Mar 22 2024

Weekend reading: family monopolies over food

Austin Frerick.  Barons: Money, Power, and the Corruption of America’s Food Industry.  Island Press, 2024.  With an Introduction by Eric Schlosser.

Wow.  This is one important book.

Frerick’s thesis is that a small number of individuals or families have been allowed to accumulate unconscionable levels of wealth by exploiting or getting around laws (mostly legally but sometimes with bribes), pressuring government to collude, and doing everything possible to enrich themselves at the expense of community and worker welfare—all in the name of low food prices for consumers whether or not they are the reality.

Frerick takes on family enterprises in pigs, grain, coffee, dairy, berries, animal slaughter, and groceries.

This is one tough book.  Frerick structures the chapters to describe the rise of the families’ fortunes, how they exploited rules and customs, and how that got government to collude in giving these companies so much market share and power.
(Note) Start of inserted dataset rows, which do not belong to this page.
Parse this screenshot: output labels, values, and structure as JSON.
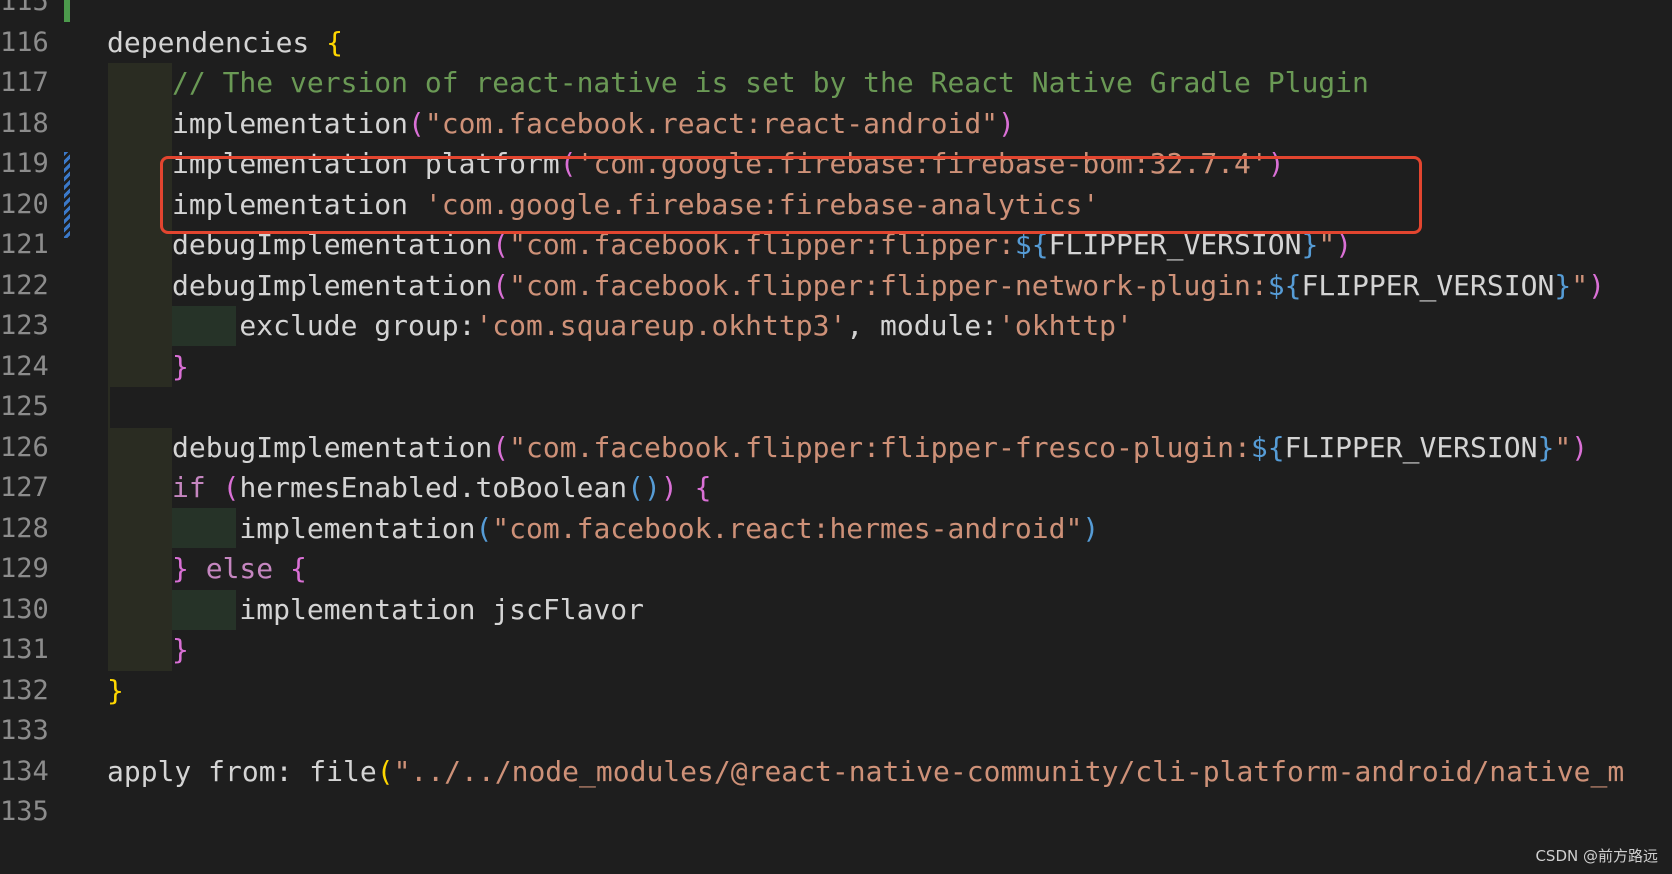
{
  "editor": {
    "lines": [
      {
        "num": "115",
        "tokens": []
      },
      {
        "num": "116",
        "tokens": [
          {
            "t": "dependencies ",
            "c": "plain"
          },
          {
            "t": "{",
            "c": "brace"
          }
        ]
      },
      {
        "num": "117",
        "tokens": [
          {
            "t": "// The version of react-native is set by the React Native Gradle Plugin",
            "c": "comment"
          }
        ]
      },
      {
        "num": "118",
        "tokens": [
          {
            "t": "implementation",
            "c": "plain"
          },
          {
            "t": "(",
            "c": "paren"
          },
          {
            "t": "\"com.facebook.react:react-android\"",
            "c": "string"
          },
          {
            "t": ")",
            "c": "paren"
          }
        ]
      },
      {
        "num": "119",
        "tokens": [
          {
            "t": "implementation platform",
            "c": "plain"
          },
          {
            "t": "(",
            "c": "paren"
          },
          {
            "t": "'com.google.firebase:firebase-bom:32.7.4'",
            "c": "string"
          },
          {
            "t": ")",
            "c": "paren"
          }
        ]
      },
      {
        "num": "120",
        "tokens": [
          {
            "t": "implementation ",
            "c": "plain"
          },
          {
            "t": "'com.google.firebase:firebase-analytics'",
            "c": "string"
          }
        ]
      },
      {
        "num": "121",
        "tokens": [
          {
            "t": "debugImplementation",
            "c": "plain"
          },
          {
            "t": "(",
            "c": "paren"
          },
          {
            "t": "\"com.facebook.flipper:flipper:",
            "c": "string"
          },
          {
            "t": "${",
            "c": "interp"
          },
          {
            "t": "FLIPPER_VERSION",
            "c": "plain"
          },
          {
            "t": "}",
            "c": "interp"
          },
          {
            "t": "\"",
            "c": "string"
          },
          {
            "t": ")",
            "c": "paren"
          }
        ]
      },
      {
        "num": "122",
        "tokens": [
          {
            "t": "debugImplementation",
            "c": "plain"
          },
          {
            "t": "(",
            "c": "paren"
          },
          {
            "t": "\"com.facebook.flipper:flipper-network-plugin:",
            "c": "string"
          },
          {
            "t": "${",
            "c": "interp"
          },
          {
            "t": "FLIPPER_VERSION",
            "c": "plain"
          },
          {
            "t": "}",
            "c": "interp"
          },
          {
            "t": "\"",
            "c": "string"
          },
          {
            "t": ")",
            "c": "paren"
          }
        ]
      },
      {
        "num": "123",
        "tokens": [
          {
            "t": "    exclude group:",
            "c": "plain"
          },
          {
            "t": "'com.squareup.okhttp3'",
            "c": "string"
          },
          {
            "t": ", module:",
            "c": "plain"
          },
          {
            "t": "'okhttp'",
            "c": "string"
          }
        ]
      },
      {
        "num": "124",
        "tokens": [
          {
            "t": "}",
            "c": "paren"
          }
        ]
      },
      {
        "num": "125",
        "tokens": []
      },
      {
        "num": "126",
        "tokens": [
          {
            "t": "debugImplementation",
            "c": "plain"
          },
          {
            "t": "(",
            "c": "paren"
          },
          {
            "t": "\"com.facebook.flipper:flipper-fresco-plugin:",
            "c": "string"
          },
          {
            "t": "${",
            "c": "interp"
          },
          {
            "t": "FLIPPER_VERSION",
            "c": "plain"
          },
          {
            "t": "}",
            "c": "interp"
          },
          {
            "t": "\"",
            "c": "string"
          },
          {
            "t": ")",
            "c": "paren"
          }
        ]
      },
      {
        "num": "127",
        "tokens": [
          {
            "t": "if ",
            "c": "keyword"
          },
          {
            "t": "(",
            "c": "paren"
          },
          {
            "t": "hermesEnabled.toBoolean",
            "c": "plain"
          },
          {
            "t": "()",
            "c": "bluep"
          },
          {
            "t": ")",
            "c": "paren"
          },
          {
            "t": " ",
            "c": "plain"
          },
          {
            "t": "{",
            "c": "paren"
          }
        ]
      },
      {
        "num": "128",
        "tokens": [
          {
            "t": "    implementation",
            "c": "plain"
          },
          {
            "t": "(",
            "c": "bluep"
          },
          {
            "t": "\"com.facebook.react:hermes-android\"",
            "c": "string"
          },
          {
            "t": ")",
            "c": "bluep"
          }
        ]
      },
      {
        "num": "129",
        "tokens": [
          {
            "t": "} ",
            "c": "paren"
          },
          {
            "t": "else ",
            "c": "keyword"
          },
          {
            "t": "{",
            "c": "paren"
          }
        ]
      },
      {
        "num": "130",
        "tokens": [
          {
            "t": "    implementation jscFlavor",
            "c": "plain"
          }
        ]
      },
      {
        "num": "131",
        "tokens": [
          {
            "t": "}",
            "c": "paren"
          }
        ]
      },
      {
        "num": "132",
        "tokens": [
          {
            "t": "}",
            "c": "brace"
          }
        ]
      },
      {
        "num": "133",
        "tokens": []
      },
      {
        "num": "134",
        "tokens": [
          {
            "t": "apply from: file",
            "c": "plain"
          },
          {
            "t": "(",
            "c": "brace"
          },
          {
            "t": "\"../../node_modules/@react-native-community/cli-platform-android/native_m",
            "c": "string"
          }
        ]
      },
      {
        "num": "135",
        "tokens": []
      }
    ]
  },
  "watermark": "CSDN @前方路远",
  "colors": {
    "background": "#1e1e1e",
    "highlight_box": "#e2452f",
    "comment": "#6a9955",
    "string": "#ce9178"
  }
}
I learned a lot from every chapter, so much that I found myself checking references—-these are extensive—constantly to find our where he had gotten information I’d never seen before.

.About Walmart’s payment of low wages to employees, for example,  Frerick writes,

These low wages also obscure a generous hidden subsidy that the company receives from taxpayers. Many Walmart employees depend on government public assistance programs such as Medicaid (health care), Earned Income Tax Credit (a low-wage tax subsidy), Section 8 vouchers (housing assistance), LIOHEAP (energy assistance), and SNAP (food assistance), among others. In 2013, one estimate by congressional House Democrats found that taxpayers subsidized Walmart to the tune of more than $5000 per employee each year….In effect, instead of paying a living wage to these employees, the Walton family shifts the burden to taxpayers.

Not only that, but SNAP users spend a lot of their benefits at Walmart.

With some back-of-the-envelope math, I came up with a rough estimate that Walmart now receives somewhere around $26.8 billion each year from SNAP.

The chapter on JBS, the Brazilian company now one of four companies controlling 85 percent of meat slaughtering, is particularly worth reading for its documentation of the company’s use of bribery to achieve its ends.

If you want to know how corporations control the food supply, start here.